Problem to solve
Collect all lines from the listing that include the string "number".

================

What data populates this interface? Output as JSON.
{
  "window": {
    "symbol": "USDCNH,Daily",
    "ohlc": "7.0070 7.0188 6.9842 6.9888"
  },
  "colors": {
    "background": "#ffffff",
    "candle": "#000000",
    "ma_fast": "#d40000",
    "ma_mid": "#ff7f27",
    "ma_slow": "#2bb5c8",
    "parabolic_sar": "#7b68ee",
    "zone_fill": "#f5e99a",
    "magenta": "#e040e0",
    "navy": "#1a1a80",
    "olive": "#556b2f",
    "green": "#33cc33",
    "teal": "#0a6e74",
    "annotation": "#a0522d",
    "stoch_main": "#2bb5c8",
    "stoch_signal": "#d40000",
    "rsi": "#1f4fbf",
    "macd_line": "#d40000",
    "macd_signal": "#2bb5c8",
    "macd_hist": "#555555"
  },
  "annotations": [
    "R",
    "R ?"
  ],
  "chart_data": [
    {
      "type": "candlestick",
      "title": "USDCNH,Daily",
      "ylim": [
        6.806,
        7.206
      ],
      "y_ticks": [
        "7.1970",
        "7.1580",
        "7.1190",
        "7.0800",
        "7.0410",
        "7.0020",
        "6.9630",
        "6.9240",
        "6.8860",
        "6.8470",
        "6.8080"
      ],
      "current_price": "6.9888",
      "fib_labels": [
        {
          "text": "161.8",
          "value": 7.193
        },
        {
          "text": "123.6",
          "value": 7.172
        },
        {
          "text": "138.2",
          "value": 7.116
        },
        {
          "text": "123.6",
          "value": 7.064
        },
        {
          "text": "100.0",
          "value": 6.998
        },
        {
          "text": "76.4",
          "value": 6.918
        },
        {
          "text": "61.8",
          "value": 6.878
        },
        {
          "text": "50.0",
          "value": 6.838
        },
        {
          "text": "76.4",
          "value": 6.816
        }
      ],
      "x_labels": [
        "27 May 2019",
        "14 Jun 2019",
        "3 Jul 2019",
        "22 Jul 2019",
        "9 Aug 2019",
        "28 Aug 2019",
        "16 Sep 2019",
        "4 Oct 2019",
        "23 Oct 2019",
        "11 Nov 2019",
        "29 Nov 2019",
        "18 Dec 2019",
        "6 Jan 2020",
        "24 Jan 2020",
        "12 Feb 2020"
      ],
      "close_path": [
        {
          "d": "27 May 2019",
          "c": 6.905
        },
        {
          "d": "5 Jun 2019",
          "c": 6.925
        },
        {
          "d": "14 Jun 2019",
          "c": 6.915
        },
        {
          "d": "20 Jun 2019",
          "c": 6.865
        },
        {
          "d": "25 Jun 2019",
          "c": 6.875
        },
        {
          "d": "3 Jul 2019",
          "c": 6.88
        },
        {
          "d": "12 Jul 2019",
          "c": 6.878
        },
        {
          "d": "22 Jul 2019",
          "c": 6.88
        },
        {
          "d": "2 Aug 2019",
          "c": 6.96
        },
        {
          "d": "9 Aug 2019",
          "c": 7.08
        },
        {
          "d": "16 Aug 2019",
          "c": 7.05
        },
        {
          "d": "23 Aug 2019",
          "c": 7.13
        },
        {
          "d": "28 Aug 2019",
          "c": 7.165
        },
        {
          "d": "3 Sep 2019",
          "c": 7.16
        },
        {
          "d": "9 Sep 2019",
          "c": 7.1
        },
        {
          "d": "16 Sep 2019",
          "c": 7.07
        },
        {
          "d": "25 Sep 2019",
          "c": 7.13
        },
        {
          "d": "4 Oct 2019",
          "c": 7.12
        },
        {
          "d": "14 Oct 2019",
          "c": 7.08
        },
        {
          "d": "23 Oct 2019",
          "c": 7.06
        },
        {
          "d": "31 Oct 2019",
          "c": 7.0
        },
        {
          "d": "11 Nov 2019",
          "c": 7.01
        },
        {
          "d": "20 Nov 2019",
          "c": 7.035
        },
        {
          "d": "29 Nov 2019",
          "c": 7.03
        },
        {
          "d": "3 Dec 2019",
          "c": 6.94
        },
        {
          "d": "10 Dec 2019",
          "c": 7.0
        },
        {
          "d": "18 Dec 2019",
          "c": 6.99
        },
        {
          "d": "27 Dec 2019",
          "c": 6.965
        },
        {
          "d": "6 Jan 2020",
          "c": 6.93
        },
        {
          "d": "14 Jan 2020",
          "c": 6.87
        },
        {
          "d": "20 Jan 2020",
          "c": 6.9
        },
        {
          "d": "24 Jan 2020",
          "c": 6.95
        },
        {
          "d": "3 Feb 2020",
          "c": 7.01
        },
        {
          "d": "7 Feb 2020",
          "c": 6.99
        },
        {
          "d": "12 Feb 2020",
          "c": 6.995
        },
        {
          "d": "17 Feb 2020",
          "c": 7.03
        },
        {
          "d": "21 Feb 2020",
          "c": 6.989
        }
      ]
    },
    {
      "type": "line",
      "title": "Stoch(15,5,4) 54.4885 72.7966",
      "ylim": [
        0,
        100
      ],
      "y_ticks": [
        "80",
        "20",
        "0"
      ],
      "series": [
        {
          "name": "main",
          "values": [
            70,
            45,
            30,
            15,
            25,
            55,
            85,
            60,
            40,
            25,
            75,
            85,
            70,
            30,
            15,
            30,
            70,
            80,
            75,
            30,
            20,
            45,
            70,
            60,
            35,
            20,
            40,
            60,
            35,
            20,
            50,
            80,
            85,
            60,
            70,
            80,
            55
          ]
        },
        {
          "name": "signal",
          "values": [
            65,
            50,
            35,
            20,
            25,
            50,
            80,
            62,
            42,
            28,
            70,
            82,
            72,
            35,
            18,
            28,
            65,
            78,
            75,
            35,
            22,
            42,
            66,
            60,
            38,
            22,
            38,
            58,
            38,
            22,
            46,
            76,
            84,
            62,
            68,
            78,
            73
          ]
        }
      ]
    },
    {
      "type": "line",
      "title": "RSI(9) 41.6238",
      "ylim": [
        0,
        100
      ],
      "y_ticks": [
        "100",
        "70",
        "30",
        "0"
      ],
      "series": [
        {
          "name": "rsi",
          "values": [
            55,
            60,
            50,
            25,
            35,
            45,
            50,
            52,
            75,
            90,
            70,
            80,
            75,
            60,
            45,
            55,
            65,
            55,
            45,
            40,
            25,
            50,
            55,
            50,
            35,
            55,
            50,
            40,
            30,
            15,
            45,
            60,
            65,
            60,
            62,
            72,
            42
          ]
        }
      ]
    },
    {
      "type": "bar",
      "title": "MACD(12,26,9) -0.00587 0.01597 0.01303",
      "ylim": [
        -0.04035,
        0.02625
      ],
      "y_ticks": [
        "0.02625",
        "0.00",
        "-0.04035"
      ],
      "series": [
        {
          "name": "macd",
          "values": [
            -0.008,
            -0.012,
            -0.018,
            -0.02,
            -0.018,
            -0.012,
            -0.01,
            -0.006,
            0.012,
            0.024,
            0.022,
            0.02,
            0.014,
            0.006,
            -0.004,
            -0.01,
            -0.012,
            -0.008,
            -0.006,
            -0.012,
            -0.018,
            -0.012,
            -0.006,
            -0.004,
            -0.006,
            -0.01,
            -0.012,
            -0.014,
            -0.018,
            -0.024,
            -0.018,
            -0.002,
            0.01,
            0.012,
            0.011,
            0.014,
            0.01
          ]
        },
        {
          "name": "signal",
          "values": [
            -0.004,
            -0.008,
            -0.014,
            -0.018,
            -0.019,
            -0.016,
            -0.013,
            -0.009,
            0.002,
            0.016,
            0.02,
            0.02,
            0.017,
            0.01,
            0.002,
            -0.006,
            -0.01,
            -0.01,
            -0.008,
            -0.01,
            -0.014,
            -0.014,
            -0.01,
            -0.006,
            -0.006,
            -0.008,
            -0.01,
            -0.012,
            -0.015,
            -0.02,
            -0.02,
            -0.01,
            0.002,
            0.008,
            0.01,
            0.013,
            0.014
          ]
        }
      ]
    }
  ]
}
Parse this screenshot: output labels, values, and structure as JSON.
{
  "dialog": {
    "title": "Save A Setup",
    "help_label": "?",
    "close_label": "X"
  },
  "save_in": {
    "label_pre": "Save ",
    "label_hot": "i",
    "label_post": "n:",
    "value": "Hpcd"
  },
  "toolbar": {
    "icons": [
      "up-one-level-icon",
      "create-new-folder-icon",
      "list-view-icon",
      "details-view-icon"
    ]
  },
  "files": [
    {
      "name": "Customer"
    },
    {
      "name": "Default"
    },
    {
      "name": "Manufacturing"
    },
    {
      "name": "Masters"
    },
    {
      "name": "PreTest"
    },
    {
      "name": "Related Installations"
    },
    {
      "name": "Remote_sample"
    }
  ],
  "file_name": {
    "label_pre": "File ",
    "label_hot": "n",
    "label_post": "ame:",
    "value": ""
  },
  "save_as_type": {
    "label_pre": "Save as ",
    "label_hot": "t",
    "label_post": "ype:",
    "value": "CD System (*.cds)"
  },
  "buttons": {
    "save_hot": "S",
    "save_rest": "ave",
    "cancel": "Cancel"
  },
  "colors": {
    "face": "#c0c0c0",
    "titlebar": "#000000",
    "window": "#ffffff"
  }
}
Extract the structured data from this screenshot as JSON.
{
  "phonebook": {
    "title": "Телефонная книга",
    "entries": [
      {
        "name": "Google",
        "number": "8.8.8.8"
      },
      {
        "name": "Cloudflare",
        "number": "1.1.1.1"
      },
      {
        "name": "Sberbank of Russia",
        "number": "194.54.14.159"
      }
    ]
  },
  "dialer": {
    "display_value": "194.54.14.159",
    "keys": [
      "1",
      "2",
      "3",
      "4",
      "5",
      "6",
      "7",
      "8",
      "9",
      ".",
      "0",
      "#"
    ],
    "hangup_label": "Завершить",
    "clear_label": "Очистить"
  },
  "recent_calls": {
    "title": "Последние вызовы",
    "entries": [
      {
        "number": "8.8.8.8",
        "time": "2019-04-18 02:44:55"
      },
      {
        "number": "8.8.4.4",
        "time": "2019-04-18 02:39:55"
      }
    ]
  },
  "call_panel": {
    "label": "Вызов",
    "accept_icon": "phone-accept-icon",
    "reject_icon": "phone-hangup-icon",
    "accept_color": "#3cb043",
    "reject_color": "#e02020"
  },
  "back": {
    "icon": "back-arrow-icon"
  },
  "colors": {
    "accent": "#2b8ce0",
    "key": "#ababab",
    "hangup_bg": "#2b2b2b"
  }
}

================

Result of this exercise
        "number": "8.8.8.8"
        "number": "1.1.1.1"
        "number": "194.54.14.159"
        "number": "8.8.8.8",
        "number": "8.8.4.4",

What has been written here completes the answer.